Coming in off the bike leg.

Transition 2-  1 minute and 13 seconds earned me the 56th rank on T-2.  What happened?  I'm blaming it on the shoelaces.  While everyone else had these neat clips that allowed them to just pull the laces up and it automatically held them in place, I was busy double knotting mine because they are so long.  Note 2: gotta go find those.  It'll probably save me at least 30 seconds.  That's a lifetime in these short races.  Ironman races?  Forget 30 seconds.  That's nothing.  Anyways on to the run.

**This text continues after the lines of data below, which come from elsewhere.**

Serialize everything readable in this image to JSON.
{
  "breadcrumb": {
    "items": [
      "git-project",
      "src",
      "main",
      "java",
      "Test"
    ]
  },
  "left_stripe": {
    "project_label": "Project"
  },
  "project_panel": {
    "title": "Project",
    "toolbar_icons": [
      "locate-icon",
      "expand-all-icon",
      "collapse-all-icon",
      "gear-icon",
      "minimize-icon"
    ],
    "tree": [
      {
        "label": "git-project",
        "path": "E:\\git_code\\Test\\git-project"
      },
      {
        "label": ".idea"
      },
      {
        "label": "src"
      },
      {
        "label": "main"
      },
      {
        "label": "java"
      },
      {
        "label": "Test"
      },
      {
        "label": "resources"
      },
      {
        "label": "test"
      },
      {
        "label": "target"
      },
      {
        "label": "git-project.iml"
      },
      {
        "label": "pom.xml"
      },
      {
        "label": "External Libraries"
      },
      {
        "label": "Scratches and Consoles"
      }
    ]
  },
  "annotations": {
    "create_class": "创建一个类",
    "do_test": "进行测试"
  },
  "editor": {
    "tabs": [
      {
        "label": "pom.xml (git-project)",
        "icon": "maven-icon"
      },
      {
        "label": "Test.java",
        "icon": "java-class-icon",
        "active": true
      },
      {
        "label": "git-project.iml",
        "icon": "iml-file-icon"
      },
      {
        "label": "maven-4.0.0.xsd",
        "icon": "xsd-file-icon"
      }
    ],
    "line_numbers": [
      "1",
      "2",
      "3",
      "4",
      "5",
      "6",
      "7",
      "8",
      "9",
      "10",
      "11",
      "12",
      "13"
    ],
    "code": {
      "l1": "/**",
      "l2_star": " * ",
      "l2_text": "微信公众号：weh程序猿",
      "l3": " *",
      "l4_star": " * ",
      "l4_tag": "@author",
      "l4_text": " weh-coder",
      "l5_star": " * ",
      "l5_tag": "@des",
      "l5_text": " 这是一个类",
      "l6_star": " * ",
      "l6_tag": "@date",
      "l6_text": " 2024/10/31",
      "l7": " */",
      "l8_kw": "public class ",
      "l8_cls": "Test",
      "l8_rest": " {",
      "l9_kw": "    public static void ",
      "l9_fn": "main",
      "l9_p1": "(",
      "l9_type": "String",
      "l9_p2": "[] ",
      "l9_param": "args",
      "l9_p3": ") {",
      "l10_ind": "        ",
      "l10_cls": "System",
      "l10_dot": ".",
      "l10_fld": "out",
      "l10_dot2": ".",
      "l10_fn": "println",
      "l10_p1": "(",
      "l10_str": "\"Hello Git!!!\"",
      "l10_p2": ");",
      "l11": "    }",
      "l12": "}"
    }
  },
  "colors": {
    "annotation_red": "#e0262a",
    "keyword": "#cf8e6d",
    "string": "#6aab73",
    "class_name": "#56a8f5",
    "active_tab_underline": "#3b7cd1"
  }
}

Funny thing happened in that first half-mile.  I noticed how my legs felt full of lead, my feet were numb and I forgot to put on my wristwatch.  Note 3: wear a watch.  So I had no idea how fast I was running nor could my legs and feet give me an idea of my speed.  After a half-mile of feet slapping concrete, the blood finally circulated and I found a fast but comfortable rhythm.  I wasn't sure exactly how the course was laid out because I didn't actually look at it before.  Note 4: preview the course.  Ok, ready for the exciting part?  I am, this still gets me excited thinking about it.  Half way through the run, I saw a racer up ahead and I was steadily gaining ground.  I couldn't quite make out his number at first (the volunteers put our ages on the back of our left calf), it looked like a 20, 30, or 40.   But as I reeled him in, I noticed that it was a 30, like mine.  This guy is in my age group and I'm about to pass him!  No sideways glance, no spoken words, just zipping past.  I wasn't sure if he would increase his pace once he noticed my number and I didn't look back to find out.  (Sports psychology has taught me a backward glance infuses the chaser with confidence because it's a sign of worry.  I wasn't about to give him that edge)  Another mile was left to go and I was feeling good.  Quick cadence and strong legs propelled me into view of the finish, where I could see the clock.  First look brought a realization that I was about to break an hour.  Yup 59 minutes and 4 seconds!  I finished my first triathlon!  With a good time to boot!
Look at that smile.  I was feeling mighty good at this point.

In the finish area, the first racers were chatting while rehydrating.  I figured I might as well do the same.  Time to share accomplishments and pick some brains about techniques.  I wasn't sure how well I placed yet but soon after the race director notified the crowd through his bullhorn that up-to-date results had been posted.  Most of the races, including myself walked over to the trailer to look at times.  And what did my eye behold, but an 11th place finish with a 3rd in my age group.  All I did was walk away with the biggest grin on my face.  I knew I was going home with a medal and the satisfaction that all my hard work paid off in the end.
Yippee-ki-yay!
Not all of the results, but the ones that matter.